- [Records to process]:
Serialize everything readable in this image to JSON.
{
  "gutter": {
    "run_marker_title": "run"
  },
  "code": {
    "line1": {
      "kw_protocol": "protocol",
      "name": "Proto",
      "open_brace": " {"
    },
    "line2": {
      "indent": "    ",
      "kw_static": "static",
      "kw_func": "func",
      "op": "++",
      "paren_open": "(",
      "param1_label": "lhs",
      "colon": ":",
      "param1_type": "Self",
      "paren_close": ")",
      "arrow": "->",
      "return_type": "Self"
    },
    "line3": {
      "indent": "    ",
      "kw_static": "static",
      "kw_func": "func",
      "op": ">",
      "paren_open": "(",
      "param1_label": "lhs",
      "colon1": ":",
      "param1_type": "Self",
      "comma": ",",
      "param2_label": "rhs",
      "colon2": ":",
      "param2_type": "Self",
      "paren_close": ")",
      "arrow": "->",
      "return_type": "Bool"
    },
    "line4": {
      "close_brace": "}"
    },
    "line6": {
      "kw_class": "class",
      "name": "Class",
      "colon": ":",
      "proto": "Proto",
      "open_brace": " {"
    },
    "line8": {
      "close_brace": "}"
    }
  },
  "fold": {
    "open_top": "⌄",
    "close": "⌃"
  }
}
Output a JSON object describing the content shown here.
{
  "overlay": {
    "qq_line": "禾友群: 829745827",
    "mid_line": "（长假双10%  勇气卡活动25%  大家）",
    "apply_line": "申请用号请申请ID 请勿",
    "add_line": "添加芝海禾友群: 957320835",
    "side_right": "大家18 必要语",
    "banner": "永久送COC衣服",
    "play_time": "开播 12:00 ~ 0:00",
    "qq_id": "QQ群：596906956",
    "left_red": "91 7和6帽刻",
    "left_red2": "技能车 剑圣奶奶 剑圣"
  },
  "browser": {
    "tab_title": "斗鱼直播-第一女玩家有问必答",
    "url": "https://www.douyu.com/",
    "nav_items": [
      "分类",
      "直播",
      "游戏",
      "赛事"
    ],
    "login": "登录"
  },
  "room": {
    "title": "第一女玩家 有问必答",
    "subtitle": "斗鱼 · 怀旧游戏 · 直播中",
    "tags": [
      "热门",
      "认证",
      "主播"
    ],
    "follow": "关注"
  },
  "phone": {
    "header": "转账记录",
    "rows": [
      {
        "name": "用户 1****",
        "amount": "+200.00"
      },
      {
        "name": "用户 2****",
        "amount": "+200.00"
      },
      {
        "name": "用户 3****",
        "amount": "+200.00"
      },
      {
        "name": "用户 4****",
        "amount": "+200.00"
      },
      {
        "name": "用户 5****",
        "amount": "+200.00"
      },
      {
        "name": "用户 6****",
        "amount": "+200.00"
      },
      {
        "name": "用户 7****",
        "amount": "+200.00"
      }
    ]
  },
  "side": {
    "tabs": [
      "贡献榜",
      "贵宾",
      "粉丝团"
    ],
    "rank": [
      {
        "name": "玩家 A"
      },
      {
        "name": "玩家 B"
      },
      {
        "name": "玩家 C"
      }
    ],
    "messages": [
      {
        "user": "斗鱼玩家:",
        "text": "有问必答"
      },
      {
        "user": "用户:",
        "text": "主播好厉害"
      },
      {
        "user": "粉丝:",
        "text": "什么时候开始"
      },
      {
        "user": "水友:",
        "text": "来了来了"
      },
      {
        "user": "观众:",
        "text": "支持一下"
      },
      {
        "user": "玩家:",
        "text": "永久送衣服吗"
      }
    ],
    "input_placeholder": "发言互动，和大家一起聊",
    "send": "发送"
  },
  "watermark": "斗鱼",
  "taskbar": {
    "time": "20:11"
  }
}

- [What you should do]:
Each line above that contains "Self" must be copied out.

- [Answer box]:
      "param1_type": "Self",
      "return_type": "Self"
      "param1_type": "Self",
      "param2_type": "Self",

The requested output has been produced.